Lawmaker seeks more frequent alerts from inspectors general
Issa cites delay in informing Congress of last year’s probe of GSA’s lavish conference.
Inspectors general should keep Congress better informed about ongoing investigations of possible misconduct at agencies in the view of Rep. Darrell Issa, R-Calif., chairman of the House Oversight and Government Reform Committee.
As first reported by The Washington Post, Issa on Aug. 3 sent a letter to 73 inspectors general complaining that the IG for the General Services Administration, Brian Miller, had been probing overspending at an October 2010 GSA training conference in Las Vegas for nearly a year before the story became public in April 2012. Agency leaders and the IG knew of the pending probe, but “Congress remained in the dark,” Issa wrote.
Issa asserted that a major tool given to IGs for reporting to Congress, the seven-day letter, is being neglected. He asked the IGs to report on whether they had issued any seven-day letters since January 2009, and if, so, under what circumstances. He also asked the IGs whether they had conducted any investigations not reported to Congress.
Seven-day letters are rarely used, according to a 2011 study by the Government Accountability Office, because problems with agency operations often are resolved informally without the need for such a letter. But Issa is asking the IGs in cases involving serious national security issues to notify congressional committee chairs and their ranking members, in an arrangement like the one executive branch intelligence officials use to keep a select group of congressional intelligence leaders informed.
“Going forward,” Issa wrote to all the IGs, “it is my expectation that you will inform Congress about serious or flagrant problems at your agency -- like those at GSA -- much earlier.”
Sarah Breen, a spokeswoman for the GSA IG’s office, in a statement emailed to Government Executive, said, "We are working with Congress and other inspectors general to make sure that Congress receives timely and appropriate notification of significant issues."
A spokesman for the inspectors general council said the joint body would have no comment because Issa’s letter was sent to the entire IG community.
Donald Kettl, dean of the School of Public Policy at the University of Maryland, cautioned that while “full and transparent investigation is critical to good oversight . . . investigators deserve a chance for a careful quiet look before suspicions go public. If an allegation turns out to be unfounded, it would be unfair to drag managers through a publicity storm. And if all allegations are made public before being proved, it would create huge incentives to make allegations to embarrass agencies into political submission, and that wouldn't be good for anyone. Due process requires due care,” he added.

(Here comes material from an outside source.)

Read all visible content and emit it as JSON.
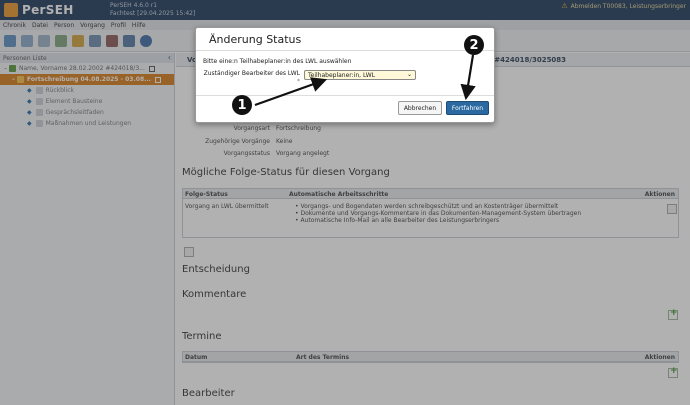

Issa’s approach drew backing from Paul C. Light, a professor of public service at New York University, who recommends legislation to clarify the circumstances under which a detailed seven-day letter is merited. “A seven-day letter cannot reveal the nature of an ongoing investigation that might lead to criminal action,” Light said, “but it most certainly can cover a major breach in operations, implementation and vulnerability, as well as IG concerns regarding the impact of pending legislation on economy and efficiency.”